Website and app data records
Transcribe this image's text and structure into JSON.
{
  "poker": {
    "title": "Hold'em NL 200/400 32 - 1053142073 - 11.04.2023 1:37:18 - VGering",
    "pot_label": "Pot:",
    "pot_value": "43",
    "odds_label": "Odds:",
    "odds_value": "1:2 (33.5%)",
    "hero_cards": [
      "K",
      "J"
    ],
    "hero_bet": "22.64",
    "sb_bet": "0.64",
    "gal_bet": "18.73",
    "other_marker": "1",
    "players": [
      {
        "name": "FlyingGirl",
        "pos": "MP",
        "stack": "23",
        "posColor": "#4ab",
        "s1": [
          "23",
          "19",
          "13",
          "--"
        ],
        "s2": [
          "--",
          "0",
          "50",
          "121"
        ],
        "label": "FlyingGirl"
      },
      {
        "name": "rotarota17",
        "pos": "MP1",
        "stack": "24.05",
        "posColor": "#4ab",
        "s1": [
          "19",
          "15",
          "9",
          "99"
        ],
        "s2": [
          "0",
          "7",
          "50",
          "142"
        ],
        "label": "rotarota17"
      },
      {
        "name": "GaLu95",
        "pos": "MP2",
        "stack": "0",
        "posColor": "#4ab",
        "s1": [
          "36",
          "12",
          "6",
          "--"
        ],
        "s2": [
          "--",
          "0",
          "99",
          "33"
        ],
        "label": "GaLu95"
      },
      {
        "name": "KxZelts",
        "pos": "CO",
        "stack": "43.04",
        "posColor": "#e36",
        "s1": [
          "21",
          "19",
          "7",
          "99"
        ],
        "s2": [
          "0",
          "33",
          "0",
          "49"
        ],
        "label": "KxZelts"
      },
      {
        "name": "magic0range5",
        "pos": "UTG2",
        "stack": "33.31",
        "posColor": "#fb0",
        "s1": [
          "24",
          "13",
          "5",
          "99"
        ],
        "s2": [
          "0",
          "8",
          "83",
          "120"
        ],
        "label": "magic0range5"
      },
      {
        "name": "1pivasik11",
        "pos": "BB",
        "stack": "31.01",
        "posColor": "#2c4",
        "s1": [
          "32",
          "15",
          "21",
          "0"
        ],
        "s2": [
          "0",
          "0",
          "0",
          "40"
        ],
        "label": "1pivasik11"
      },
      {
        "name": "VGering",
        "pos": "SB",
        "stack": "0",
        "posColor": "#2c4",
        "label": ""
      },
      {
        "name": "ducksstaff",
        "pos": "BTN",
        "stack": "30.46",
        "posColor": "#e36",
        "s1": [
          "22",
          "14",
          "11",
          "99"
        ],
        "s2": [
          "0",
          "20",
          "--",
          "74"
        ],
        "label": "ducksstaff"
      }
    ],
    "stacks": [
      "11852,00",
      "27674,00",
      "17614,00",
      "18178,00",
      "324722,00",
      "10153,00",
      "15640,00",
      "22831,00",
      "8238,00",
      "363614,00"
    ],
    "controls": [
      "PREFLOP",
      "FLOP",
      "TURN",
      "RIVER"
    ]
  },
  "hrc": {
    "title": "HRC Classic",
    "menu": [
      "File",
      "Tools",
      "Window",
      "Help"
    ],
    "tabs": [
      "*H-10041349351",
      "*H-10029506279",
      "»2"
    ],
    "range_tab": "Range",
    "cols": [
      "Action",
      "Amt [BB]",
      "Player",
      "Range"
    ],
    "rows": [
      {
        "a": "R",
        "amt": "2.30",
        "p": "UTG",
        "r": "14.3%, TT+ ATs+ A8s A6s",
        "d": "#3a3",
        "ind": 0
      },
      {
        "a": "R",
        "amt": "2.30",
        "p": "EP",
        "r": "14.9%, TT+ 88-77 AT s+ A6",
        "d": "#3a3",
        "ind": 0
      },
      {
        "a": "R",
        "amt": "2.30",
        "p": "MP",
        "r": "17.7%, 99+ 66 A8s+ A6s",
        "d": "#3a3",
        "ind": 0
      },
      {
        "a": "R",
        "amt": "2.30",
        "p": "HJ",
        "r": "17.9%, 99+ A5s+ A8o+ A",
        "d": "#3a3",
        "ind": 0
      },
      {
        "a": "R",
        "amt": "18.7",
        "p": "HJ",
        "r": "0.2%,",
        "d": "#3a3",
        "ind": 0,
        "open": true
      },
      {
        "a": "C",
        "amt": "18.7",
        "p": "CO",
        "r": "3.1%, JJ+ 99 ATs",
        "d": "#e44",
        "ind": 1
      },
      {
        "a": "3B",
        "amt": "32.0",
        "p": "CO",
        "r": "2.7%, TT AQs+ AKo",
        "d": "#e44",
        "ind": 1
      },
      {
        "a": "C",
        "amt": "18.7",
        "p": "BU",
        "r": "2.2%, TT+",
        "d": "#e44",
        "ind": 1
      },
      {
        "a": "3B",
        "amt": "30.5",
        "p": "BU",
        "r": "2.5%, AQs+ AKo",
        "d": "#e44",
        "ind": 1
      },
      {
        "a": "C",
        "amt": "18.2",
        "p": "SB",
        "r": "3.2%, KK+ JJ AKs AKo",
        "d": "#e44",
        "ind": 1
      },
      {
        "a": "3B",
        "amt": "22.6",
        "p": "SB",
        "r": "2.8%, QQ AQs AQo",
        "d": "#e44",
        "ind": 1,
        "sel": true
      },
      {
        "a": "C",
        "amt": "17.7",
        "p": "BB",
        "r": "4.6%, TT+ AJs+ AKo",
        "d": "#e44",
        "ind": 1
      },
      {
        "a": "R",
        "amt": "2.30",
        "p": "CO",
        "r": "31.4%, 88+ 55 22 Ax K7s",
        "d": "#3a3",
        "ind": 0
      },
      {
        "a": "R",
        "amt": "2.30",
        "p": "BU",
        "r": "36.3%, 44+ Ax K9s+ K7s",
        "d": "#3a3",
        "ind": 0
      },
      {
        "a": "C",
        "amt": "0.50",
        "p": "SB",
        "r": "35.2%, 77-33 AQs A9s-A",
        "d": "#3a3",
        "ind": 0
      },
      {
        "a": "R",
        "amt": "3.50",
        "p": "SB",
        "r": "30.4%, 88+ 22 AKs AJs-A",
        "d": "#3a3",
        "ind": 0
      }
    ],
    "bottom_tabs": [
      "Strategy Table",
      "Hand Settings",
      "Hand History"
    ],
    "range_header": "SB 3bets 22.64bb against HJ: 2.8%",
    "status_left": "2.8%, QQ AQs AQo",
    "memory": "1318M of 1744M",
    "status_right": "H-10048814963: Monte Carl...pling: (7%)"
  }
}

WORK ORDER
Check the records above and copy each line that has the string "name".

FINISHED TASK
        "name": "FlyingGirl",
        "name": "rotarota17",
        "name": "GaLu95",
        "name": "KxZelts",
        "name": "magic0range5",
        "name": "1pivasik11",
        "name": "VGering",
        "name": "ducksstaff",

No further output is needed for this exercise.